The U.K. Prime Minister, Theresa May has made her first appearance in a series on industrial strategy, whereby she has pledged millions of pounds of government funding to develop artificial intelligence to transform outcomes through early diagnosis of cancer and chronic disease. 

In a speech in Mansfield, United Kingdom, she said, “Late diagnosis of otherwise treatable illnesses is one of the biggest causes of avoidable deaths,” reports The Guardian. “The development of smart technologies to analyse great quantities of data quickly and with a higher degree of accuracy than is possible by human beings opens up a whole new field of medical research and gives us a new weapon in our armoury in the fight against disease,” she added.

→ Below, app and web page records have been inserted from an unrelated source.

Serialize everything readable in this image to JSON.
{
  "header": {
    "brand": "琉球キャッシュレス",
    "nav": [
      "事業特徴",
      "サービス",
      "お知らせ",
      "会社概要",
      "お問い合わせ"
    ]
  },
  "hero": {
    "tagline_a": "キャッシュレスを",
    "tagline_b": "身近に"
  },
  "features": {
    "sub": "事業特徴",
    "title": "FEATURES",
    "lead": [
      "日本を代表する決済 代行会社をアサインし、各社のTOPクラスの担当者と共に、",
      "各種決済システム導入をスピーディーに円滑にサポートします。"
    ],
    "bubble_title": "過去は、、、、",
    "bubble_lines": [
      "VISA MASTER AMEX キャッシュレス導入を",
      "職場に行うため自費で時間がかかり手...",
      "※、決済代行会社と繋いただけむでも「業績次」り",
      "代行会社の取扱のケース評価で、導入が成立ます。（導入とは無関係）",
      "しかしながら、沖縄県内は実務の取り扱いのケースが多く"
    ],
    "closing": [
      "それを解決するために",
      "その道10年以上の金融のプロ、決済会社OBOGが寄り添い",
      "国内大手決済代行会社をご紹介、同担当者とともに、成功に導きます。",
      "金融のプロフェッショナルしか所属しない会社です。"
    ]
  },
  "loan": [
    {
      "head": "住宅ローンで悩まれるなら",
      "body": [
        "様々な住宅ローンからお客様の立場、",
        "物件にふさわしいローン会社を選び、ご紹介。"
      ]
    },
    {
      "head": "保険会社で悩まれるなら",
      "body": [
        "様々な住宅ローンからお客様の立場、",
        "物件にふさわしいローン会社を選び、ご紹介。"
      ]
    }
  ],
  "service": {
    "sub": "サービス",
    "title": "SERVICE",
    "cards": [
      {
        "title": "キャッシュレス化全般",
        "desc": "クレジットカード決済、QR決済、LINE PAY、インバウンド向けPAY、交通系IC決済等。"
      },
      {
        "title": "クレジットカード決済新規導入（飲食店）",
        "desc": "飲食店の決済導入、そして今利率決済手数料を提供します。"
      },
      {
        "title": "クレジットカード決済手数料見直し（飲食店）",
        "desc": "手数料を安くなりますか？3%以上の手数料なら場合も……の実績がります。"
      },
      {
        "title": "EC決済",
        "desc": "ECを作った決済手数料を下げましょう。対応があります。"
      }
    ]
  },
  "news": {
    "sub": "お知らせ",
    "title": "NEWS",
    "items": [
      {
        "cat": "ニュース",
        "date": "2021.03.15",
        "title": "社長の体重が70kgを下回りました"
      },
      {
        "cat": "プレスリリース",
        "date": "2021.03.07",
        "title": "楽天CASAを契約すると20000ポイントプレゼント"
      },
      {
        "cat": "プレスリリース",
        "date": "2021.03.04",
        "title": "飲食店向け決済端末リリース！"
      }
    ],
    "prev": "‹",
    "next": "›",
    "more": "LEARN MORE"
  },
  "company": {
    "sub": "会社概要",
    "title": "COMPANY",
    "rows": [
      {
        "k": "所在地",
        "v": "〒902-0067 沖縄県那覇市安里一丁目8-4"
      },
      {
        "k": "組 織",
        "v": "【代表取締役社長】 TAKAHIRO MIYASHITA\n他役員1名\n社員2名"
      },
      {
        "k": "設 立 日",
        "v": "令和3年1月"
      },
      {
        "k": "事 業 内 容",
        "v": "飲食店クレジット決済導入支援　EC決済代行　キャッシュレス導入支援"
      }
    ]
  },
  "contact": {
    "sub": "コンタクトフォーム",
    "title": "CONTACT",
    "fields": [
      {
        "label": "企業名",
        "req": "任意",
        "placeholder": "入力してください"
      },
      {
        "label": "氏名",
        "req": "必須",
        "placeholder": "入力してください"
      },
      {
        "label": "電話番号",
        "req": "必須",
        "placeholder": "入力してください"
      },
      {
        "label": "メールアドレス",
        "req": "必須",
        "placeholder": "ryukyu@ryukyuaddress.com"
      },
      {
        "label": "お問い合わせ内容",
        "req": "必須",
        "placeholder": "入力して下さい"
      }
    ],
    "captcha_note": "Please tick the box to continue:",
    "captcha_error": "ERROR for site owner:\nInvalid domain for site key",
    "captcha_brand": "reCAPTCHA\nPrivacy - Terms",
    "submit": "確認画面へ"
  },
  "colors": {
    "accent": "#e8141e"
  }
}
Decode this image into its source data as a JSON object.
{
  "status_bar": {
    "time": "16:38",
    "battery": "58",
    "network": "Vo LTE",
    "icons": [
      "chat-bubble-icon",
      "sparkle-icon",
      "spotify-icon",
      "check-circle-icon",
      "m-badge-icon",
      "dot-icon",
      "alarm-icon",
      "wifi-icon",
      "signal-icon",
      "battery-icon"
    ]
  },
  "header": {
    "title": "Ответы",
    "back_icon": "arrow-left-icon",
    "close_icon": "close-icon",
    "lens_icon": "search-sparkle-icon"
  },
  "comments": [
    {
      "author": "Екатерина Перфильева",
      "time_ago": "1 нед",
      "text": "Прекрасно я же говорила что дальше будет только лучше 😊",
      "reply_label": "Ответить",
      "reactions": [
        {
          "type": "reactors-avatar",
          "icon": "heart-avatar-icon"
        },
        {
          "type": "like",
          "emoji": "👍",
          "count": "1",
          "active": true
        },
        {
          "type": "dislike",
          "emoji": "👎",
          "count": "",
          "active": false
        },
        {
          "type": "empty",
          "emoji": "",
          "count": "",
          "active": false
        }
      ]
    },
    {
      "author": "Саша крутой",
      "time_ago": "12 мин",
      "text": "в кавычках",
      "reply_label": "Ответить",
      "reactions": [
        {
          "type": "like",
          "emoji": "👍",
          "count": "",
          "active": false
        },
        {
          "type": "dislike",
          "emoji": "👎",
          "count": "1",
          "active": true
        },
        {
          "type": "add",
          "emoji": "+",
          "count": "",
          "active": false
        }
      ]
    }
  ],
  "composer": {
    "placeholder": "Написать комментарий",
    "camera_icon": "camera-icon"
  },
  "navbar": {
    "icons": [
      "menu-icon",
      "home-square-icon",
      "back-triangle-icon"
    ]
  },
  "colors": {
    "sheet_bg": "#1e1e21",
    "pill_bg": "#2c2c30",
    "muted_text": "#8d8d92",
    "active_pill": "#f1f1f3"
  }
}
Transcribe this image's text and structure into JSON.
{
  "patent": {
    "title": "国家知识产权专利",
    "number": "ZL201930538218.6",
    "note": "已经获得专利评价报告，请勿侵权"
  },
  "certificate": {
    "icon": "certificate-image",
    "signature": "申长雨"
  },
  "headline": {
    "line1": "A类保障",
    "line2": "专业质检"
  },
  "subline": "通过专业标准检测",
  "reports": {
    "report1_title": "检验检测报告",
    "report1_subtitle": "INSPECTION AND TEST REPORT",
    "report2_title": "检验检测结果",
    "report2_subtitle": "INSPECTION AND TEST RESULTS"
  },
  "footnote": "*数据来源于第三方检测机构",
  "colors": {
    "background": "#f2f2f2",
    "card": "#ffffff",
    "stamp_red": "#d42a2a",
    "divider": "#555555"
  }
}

May is urging industry and charities to work together with the NHS to develop algorithms that can use patient data and lifestyle information to warn GPSs when a patient should be referred to an oncologist or another specialist. The plans predict at least 50,000 people being diagnosed at an early stage of prostate, ovarian, lung or bowel cancer each year. It is thought that AI could help prevent 22,000 deaths from cancer each year by 2033, and give patients an additional five years of healthy, independent life by 2035. The NHS has collected a large and valuable amount of data, with few other providers having access to such comparable data. The government is convinced that internet companies that are used to very large-scale data analysis could take a mix of genetic and medical data to produce algorithms able to swiftly generate information for a GP. 

Such a proposal would include allowing commercial firms to NHS data for profit, raising controversial questions about the ethics of data sharing, privacy, and making money from a public asset. May anticipated the risk of opposition in her Davos speech in January, when she spelt out plans for a council on data ethics. Despite figures steadily improving, the UK has less good outcomes for common cancers such as bowel, breast, ovarian and prostate cancer, than most other comparable economies. Campaigners blame funding shortages, but research by the King’s Fund also discovered that hugely increased demand also played a key role in making it increasingly hard to meet targets. 

Sir Harpal Kumar, the chief executive of Cancer Research UK, welcomed the recent announcement. “If this infrastructure enabled us to reduce late diagnosis by half in the next 15 years, then for just four types of cancers – lung, bowel, prostate, and ovary – 22,000 fewer people each year would die within five years of their diagnosis. Our goal is that three in four people will survive their cancer by 2034 and we support efforts that will help us achieve this ambition,” he said. 

The strategy is based on incentivising technological innovation. Over £1.4 billion has been invested in research and development to support the Grand Challenge programme, which reflects four global trends: artificial intelligence; clean growth; healthy ageing; and the future of mobility.